Action item. What is needed is every line of the data that includes the word "marker". Please copy each one.
Data provided Block Start
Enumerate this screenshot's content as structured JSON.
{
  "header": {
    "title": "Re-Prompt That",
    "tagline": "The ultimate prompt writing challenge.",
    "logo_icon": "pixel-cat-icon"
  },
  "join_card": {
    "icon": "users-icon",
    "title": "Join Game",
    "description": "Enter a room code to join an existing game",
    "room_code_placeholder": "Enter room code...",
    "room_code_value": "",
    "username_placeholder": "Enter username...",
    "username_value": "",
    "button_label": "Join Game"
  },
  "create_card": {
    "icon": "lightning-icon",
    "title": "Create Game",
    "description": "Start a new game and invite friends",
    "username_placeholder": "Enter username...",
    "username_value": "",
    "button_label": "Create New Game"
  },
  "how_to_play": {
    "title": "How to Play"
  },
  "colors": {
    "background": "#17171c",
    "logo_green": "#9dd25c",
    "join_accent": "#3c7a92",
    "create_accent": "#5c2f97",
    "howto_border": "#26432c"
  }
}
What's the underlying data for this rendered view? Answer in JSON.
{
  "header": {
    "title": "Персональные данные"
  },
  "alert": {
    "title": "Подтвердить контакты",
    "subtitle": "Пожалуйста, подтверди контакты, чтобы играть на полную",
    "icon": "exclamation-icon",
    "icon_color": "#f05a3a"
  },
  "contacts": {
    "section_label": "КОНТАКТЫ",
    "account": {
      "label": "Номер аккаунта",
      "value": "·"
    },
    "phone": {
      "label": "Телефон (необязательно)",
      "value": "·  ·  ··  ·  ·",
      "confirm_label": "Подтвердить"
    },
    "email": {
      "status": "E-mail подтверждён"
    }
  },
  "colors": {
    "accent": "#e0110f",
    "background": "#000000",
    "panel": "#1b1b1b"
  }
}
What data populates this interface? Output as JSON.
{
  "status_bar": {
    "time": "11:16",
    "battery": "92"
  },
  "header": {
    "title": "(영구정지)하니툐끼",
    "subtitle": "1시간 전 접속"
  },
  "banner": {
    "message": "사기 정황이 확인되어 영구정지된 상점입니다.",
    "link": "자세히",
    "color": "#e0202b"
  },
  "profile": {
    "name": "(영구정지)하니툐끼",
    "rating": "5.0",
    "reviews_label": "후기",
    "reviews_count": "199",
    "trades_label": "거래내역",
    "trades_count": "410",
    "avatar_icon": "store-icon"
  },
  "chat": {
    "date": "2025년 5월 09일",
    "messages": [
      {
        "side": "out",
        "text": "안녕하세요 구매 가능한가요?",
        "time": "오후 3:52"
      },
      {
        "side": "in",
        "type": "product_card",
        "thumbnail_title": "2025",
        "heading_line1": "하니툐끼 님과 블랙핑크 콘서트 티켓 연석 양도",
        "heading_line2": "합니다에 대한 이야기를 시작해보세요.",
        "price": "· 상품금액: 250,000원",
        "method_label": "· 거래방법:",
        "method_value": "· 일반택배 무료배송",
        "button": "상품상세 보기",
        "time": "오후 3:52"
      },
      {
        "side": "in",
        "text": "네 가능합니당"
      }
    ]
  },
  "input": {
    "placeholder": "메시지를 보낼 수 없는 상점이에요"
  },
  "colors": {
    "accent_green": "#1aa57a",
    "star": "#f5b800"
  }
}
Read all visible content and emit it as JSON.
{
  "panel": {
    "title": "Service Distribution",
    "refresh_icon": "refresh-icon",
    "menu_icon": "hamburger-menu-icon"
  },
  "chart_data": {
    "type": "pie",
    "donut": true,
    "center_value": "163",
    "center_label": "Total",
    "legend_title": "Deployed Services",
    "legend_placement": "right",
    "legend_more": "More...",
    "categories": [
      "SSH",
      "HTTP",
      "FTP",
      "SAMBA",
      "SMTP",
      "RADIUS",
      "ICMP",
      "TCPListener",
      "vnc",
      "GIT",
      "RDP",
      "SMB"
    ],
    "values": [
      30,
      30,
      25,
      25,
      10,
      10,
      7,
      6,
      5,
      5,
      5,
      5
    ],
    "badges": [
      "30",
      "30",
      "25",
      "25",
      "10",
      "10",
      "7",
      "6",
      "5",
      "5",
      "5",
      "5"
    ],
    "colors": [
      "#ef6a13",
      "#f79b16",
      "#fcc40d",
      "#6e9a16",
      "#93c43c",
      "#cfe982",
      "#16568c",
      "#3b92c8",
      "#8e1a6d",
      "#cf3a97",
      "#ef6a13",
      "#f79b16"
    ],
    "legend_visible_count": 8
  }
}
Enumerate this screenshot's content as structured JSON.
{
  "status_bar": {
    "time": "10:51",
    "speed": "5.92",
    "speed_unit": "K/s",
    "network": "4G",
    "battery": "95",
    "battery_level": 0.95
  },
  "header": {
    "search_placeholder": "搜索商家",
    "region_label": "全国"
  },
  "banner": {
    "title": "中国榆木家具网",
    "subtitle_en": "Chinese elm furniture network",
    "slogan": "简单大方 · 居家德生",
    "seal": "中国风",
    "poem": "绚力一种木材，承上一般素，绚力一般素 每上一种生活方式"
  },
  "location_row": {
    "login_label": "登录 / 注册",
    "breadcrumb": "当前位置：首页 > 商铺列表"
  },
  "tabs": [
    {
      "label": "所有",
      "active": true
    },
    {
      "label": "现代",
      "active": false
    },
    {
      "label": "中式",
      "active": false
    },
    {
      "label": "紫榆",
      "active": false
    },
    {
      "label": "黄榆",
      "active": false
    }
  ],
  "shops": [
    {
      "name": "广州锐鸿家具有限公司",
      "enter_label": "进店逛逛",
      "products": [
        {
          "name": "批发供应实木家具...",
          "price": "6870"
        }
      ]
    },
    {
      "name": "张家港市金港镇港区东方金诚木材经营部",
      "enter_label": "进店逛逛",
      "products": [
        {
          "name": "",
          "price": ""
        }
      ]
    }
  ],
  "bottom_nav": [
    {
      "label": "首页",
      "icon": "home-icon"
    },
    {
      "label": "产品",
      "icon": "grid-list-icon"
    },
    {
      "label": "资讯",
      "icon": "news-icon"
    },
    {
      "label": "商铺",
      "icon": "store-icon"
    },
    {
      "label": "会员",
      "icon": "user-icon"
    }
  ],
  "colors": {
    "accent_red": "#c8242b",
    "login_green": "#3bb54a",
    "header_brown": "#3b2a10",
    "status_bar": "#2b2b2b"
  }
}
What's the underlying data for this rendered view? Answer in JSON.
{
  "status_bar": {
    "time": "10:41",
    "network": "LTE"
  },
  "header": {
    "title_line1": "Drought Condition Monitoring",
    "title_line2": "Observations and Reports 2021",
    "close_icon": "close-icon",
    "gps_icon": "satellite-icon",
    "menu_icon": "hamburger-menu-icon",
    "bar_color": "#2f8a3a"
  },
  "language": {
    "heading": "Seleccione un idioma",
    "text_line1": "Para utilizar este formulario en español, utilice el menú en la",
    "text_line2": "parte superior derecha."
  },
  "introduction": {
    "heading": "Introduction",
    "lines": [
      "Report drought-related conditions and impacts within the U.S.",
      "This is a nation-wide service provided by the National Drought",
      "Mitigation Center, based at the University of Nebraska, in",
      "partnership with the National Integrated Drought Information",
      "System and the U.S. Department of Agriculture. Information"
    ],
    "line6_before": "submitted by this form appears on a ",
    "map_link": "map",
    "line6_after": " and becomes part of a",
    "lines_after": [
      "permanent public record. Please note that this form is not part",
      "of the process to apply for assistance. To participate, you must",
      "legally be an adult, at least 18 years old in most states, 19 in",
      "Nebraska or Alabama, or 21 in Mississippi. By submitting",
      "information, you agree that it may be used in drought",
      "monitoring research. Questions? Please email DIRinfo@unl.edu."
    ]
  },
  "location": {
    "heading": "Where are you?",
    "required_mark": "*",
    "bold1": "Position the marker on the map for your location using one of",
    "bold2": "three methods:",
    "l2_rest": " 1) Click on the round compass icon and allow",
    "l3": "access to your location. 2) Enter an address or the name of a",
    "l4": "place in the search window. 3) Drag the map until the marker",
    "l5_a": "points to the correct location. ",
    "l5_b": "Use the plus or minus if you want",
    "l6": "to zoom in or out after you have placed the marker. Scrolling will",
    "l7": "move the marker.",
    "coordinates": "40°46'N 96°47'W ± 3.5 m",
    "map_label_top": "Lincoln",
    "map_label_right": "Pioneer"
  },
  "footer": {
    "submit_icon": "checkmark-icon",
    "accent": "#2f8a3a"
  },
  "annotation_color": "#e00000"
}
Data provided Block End
Response box.
    "bold1": "Position the marker on the map for your location using one of",
    "l4": "place in the search window. 3) Drag the map until the marker",
    "l6": "to zoom in or out after you have placed the marker. Scrolling will",
    "l7": "move the marker.",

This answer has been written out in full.